Data records

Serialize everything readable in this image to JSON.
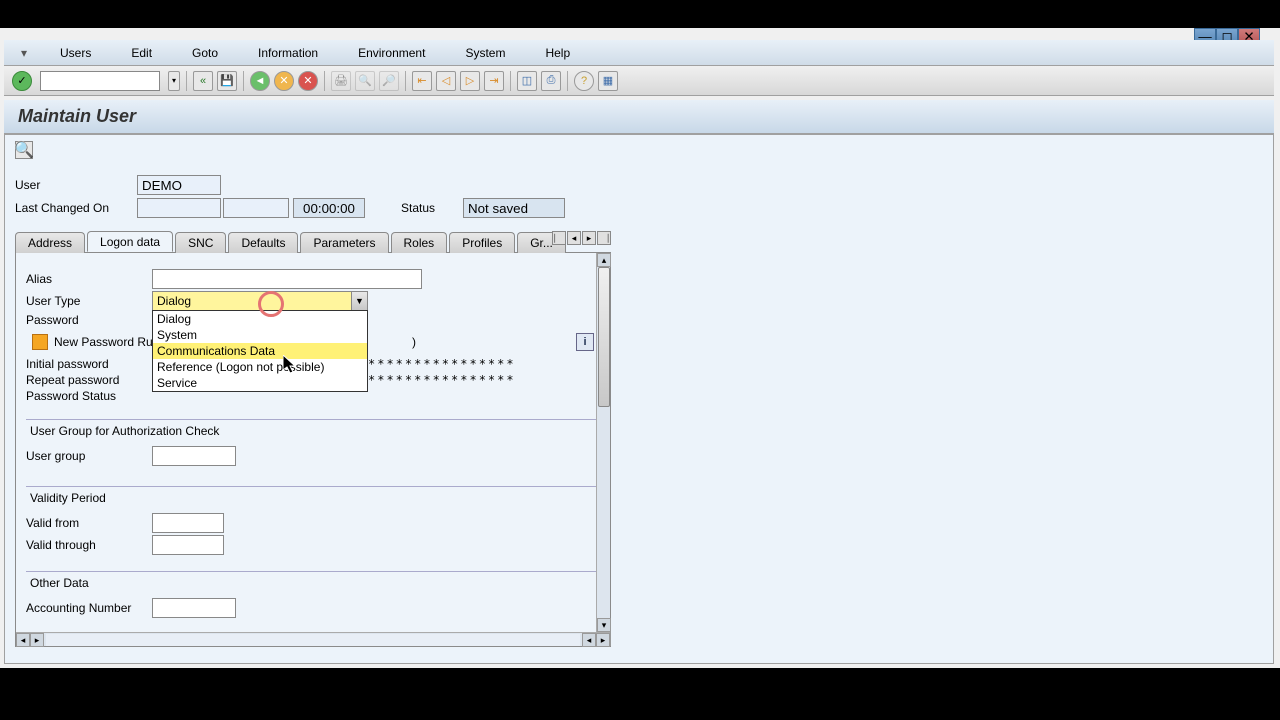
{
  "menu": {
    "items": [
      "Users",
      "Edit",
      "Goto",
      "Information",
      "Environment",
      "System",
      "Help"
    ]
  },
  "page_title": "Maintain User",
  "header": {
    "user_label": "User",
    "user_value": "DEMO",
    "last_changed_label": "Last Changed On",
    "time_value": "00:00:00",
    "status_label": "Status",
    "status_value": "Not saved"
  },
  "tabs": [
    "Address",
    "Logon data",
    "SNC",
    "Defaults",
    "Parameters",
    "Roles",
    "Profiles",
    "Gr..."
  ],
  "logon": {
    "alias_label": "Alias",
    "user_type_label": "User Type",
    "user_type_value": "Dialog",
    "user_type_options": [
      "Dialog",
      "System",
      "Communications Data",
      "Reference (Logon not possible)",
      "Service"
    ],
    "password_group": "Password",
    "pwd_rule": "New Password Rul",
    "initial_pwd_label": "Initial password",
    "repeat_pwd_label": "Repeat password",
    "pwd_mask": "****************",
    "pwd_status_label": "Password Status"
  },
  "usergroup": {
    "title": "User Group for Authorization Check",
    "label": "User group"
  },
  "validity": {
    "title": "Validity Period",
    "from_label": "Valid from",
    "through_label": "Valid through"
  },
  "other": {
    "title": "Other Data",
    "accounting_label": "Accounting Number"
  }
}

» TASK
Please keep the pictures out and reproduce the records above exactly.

» WRITTEN RESPONSE
Serialize everything readable in this image to JSON.
{
  "menu": {
    "items": [
      "Users",
      "Edit",
      "Goto",
      "Information",
      "Environment",
      "System",
      "Help"
    ]
  },
  "page_title": "Maintain User",
  "header": {
    "user_label": "User",
    "user_value": "DEMO",
    "last_changed_label": "Last Changed On",
    "time_value": "00:00:00",
    "status_label": "Status",
    "status_value": "Not saved"
  },
  "tabs": [
    "Address",
    "Logon data",
    "SNC",
    "Defaults",
    "Parameters",
    "Roles",
    "Profiles",
    "Gr..."
  ],
  "logon": {
    "alias_label": "Alias",
    "user_type_label": "User Type",
    "user_type_value": "Dialog",
    "user_type_options": [
      "Dialog",
      "System",
      "Communications Data",
      "Reference (Logon not possible)",
      "Service"
    ],
    "password_group": "Password",
    "pwd_rule": "New Password Rul",
    "initial_pwd_label": "Initial password",
    "repeat_pwd_label": "Repeat password",
    "pwd_mask": "****************",
    "pwd_status_label": "Password Status"
  },
  "usergroup": {
    "title": "User Group for Authorization Check",
    "label": "User group"
  },
  "validity": {
    "title": "Validity Period",
    "from_label": "Valid from",
    "through_label": "Valid through"
  },
  "other": {
    "title": "Other Data",
    "accounting_label": "Accounting Number"
  }
}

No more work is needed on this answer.